START Extracted entries

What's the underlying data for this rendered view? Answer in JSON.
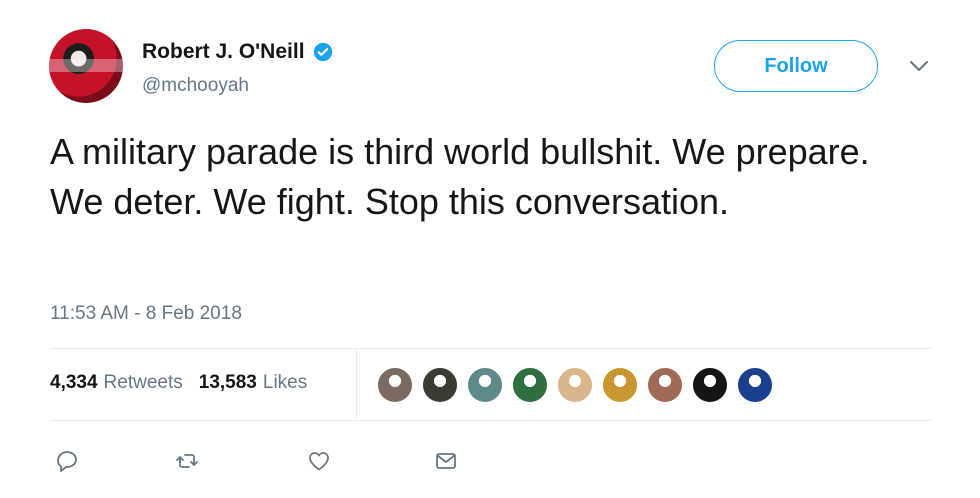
{
  "author": {
    "name": "Robert J. O'Neill",
    "handle": "@mchooyah",
    "verified": true,
    "avatar_icon": "user-avatar"
  },
  "follow_label": "Follow",
  "menu_icon": "chevron-down-icon",
  "tweet": {
    "text": "A military parade is third world bullshit. We prepare. We deter. We fight. Stop this conversation.",
    "timestamp": "11:53 AM - 8 Feb 2018"
  },
  "stats": {
    "retweets_count": "4,334",
    "retweets_label": "Retweets",
    "likes_count": "13,583",
    "likes_label": "Likes"
  },
  "likers": [
    {
      "name": "liker-avatar",
      "color": "#7a6a60"
    },
    {
      "name": "liker-avatar",
      "color": "#3b3b33"
    },
    {
      "name": "liker-avatar",
      "color": "#5e8a8c"
    },
    {
      "name": "liker-avatar",
      "color": "#2f6e3e"
    },
    {
      "name": "liker-avatar",
      "color": "#d8b58a"
    },
    {
      "name": "liker-avatar",
      "color": "#c9962f"
    },
    {
      "name": "liker-avatar",
      "color": "#a06a57"
    },
    {
      "name": "liker-avatar",
      "color": "#151515"
    },
    {
      "name": "liker-avatar",
      "color": "#1a3f8f"
    }
  ],
  "actions": [
    {
      "name": "reply-icon"
    },
    {
      "name": "retweet-icon"
    },
    {
      "name": "like-icon"
    },
    {
      "name": "message-icon"
    }
  ],
  "colors": {
    "accent": "#1da1f2",
    "text": "#14171a",
    "secondary": "#657786",
    "divider": "#e6ecf0"
  }
}
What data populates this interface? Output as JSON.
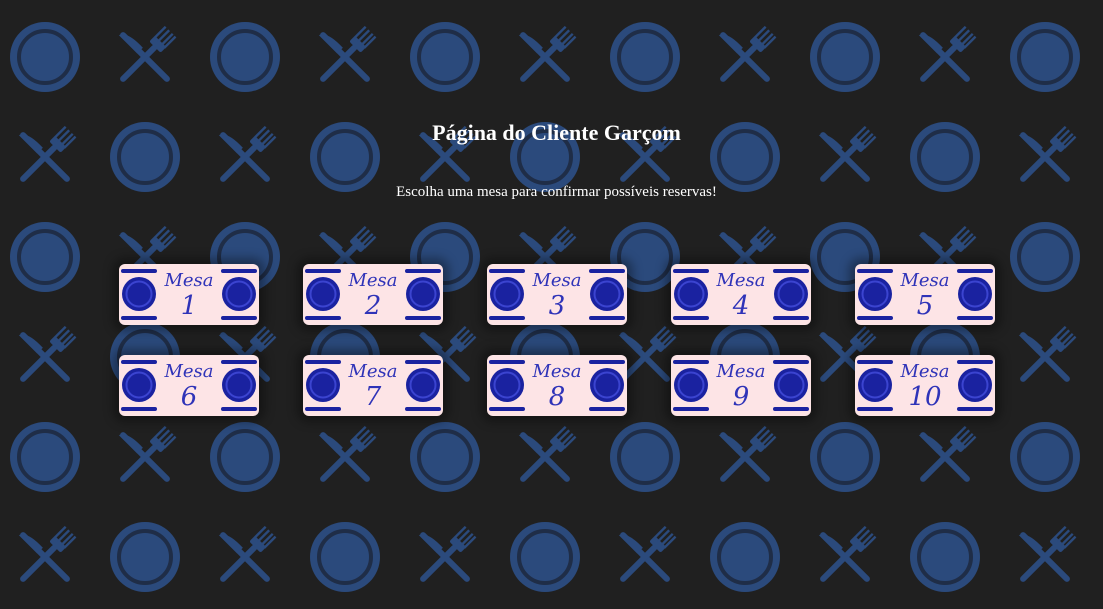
{
  "page": {
    "title": "Página do Cliente Garçom",
    "subtitle": "Escolha uma mesa para confirmar possíveis reservas!"
  },
  "background": {
    "pattern": [
      "plate-icon",
      "cutlery-icon"
    ],
    "base_color": "#202020",
    "icon_color": "#2b4a7c"
  },
  "tables": [
    {
      "label": "Mesa",
      "number": "1"
    },
    {
      "label": "Mesa",
      "number": "2"
    },
    {
      "label": "Mesa",
      "number": "3"
    },
    {
      "label": "Mesa",
      "number": "4"
    },
    {
      "label": "Mesa",
      "number": "5"
    },
    {
      "label": "Mesa",
      "number": "6"
    },
    {
      "label": "Mesa",
      "number": "7"
    },
    {
      "label": "Mesa",
      "number": "8"
    },
    {
      "label": "Mesa",
      "number": "9"
    },
    {
      "label": "Mesa",
      "number": "10"
    }
  ],
  "colors": {
    "card_bg": "#fde4e6",
    "accent_blue": "#2f33b8",
    "plate_blue": "#1a22a0",
    "text": "#ffffff"
  }
}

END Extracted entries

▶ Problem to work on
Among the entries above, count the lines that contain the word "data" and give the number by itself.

▶ Task response
2